A team of airmen are working hand-in-hand with Afghani widows to rebuild their future after they lost their husbands in war.
When four Air Force Officers deployed to Afghanistan in 2011, they came across beautiful, artisan scarfs that were being made and sold locally. The service members uncovered that the creators of the handmade products were Afghani women who were working to support their families after their husbands were killed by the Taliban. The airmen decided they wanted to become part of a bigger mission that helped women in similar situations. Flying Scarfs – a not-for-profit organization comprised of military officers and volunteers, would be the vehicle to do it.
“… we were four military guys trying to start a retail business that dealt with women’s fashion. I won’t go so far as to say we were clueless, but we definitely needed help,” Joseph Stenger, one of the founders of Flying Scarfs, said.
Airmen Give Afghani Widows Hope for the Future
Stenger, a F-35 fighter pilot, along with Major Josh Carroll, an Air Force Reservist and Duke law student, Air Force Captain Jonathan Hudgins, MBA candidate at Duke, and Ryan Bodenhiember, a pilot for the USAF Thunderbirds, worked together to cultivate this idea.

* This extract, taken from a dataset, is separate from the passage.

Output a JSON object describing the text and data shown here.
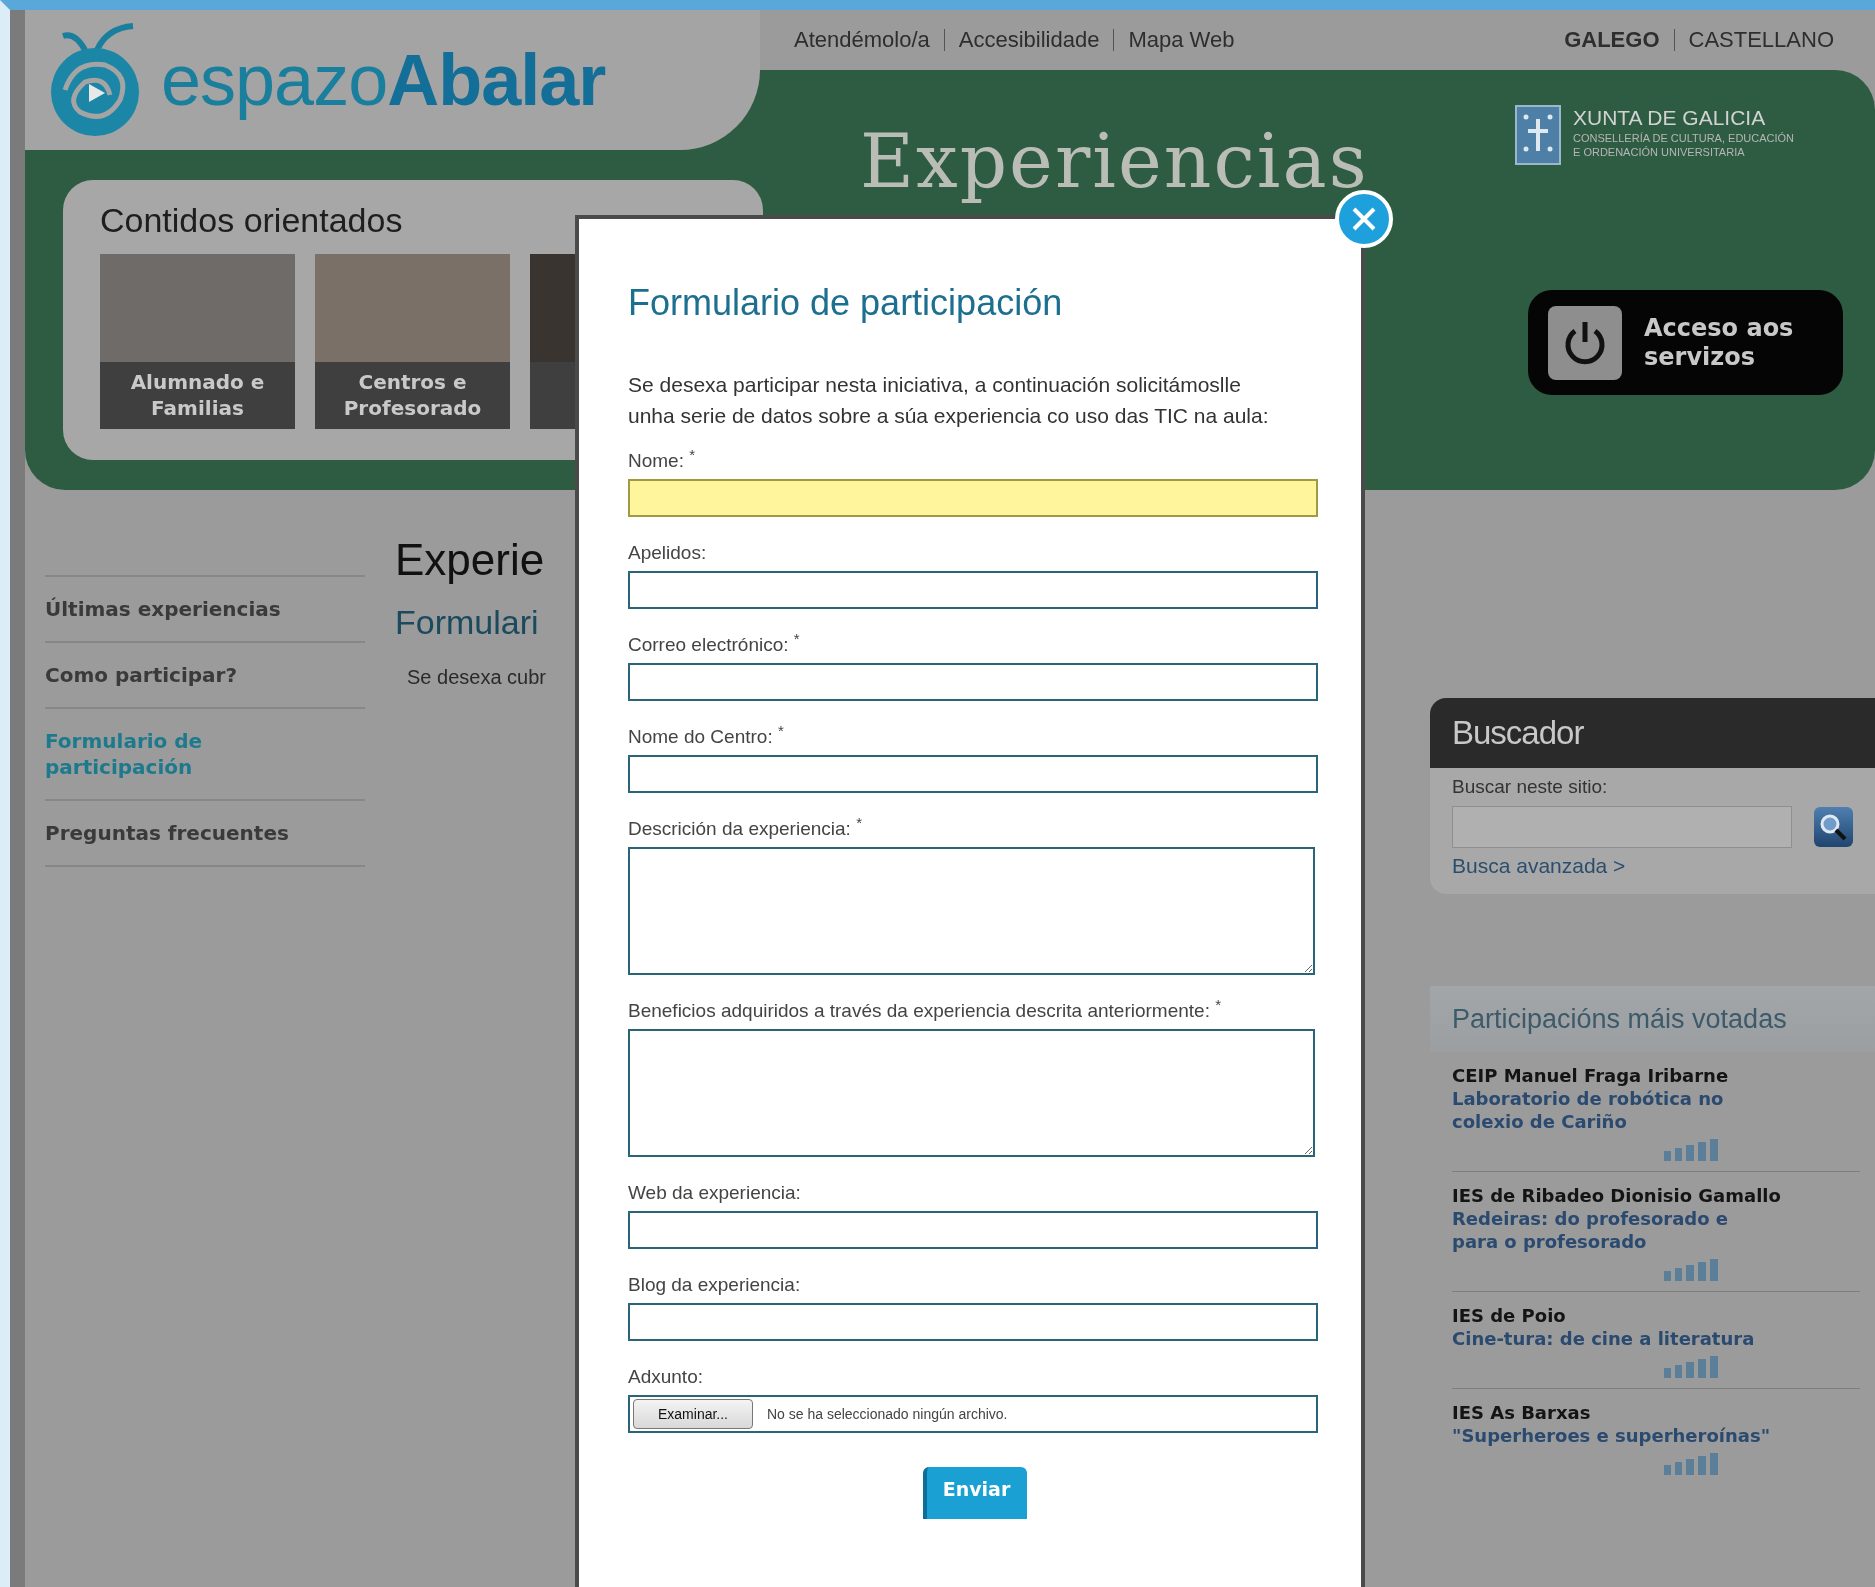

“Running Flying Scarfs is a full-time job that wouldn’t be possible without the exceptional team we have put together,” Stenger said. “Even though we are now spread out across the country, we communicate regularly and have clearly defined roles and responsibilities.”
The trust and faith in each other that began in the air transferred easily over to the business side of things, especially as they are ready to back each other up when life gets busy. While beginning the business, these men relied on their families and friends for support. The women in their lives were very helpful when picking out which scarves to sell. They also relied on their networks for getting the word out, mostly through a grassroots campaign.
Flying Scarfs works with artisan women from Afghanistan, Kenya, and Haiti. The officers have plans to reunite with their team in Afghanistan after their military commitment is up, as they are currently not permitted to travel their as civilians.
“The women we work with want people to know their stories. Making that connection is almost as important as the financial gain for them,” Stenger said. “The most powerful thing I’ve heard since I started working with Flying Scarfs was an Afghani woman say, ‘I can’t believe a woman in the United States sees value in something I created.’”
Stenger admits he never before made the connection that many of the women have been so devalued by their own countrymen that the simple act of someone else purchasing their work was enough to boost their self-esteem.
“Every scarf we sell tells a story of a woman who is working to provide for her family while fighting to shed the shackles of social injustice that have held her down for decades,” he said. The fight is not just for themselves, but for the generations of women to come after them. The airmen believe that by connecting customers to the scarfs, they are making them a part of the Afghani women’s stories.
“When you join the team, you help a woman change the social paradigm in her village. You make an instant impact,” Stenger said.
The scarfs are reasonably priced, but more importantly every purchase is making a difference in the life of a woman trying to give her family a shot at a better life. One hundred percent of the profits from the sale of these items goes back to the Afghani people in an effort to build economic stability.
For information on Flying Scarfs and to purchase a handmade scarf, visit the website at: http://www.flyingscarfs.com/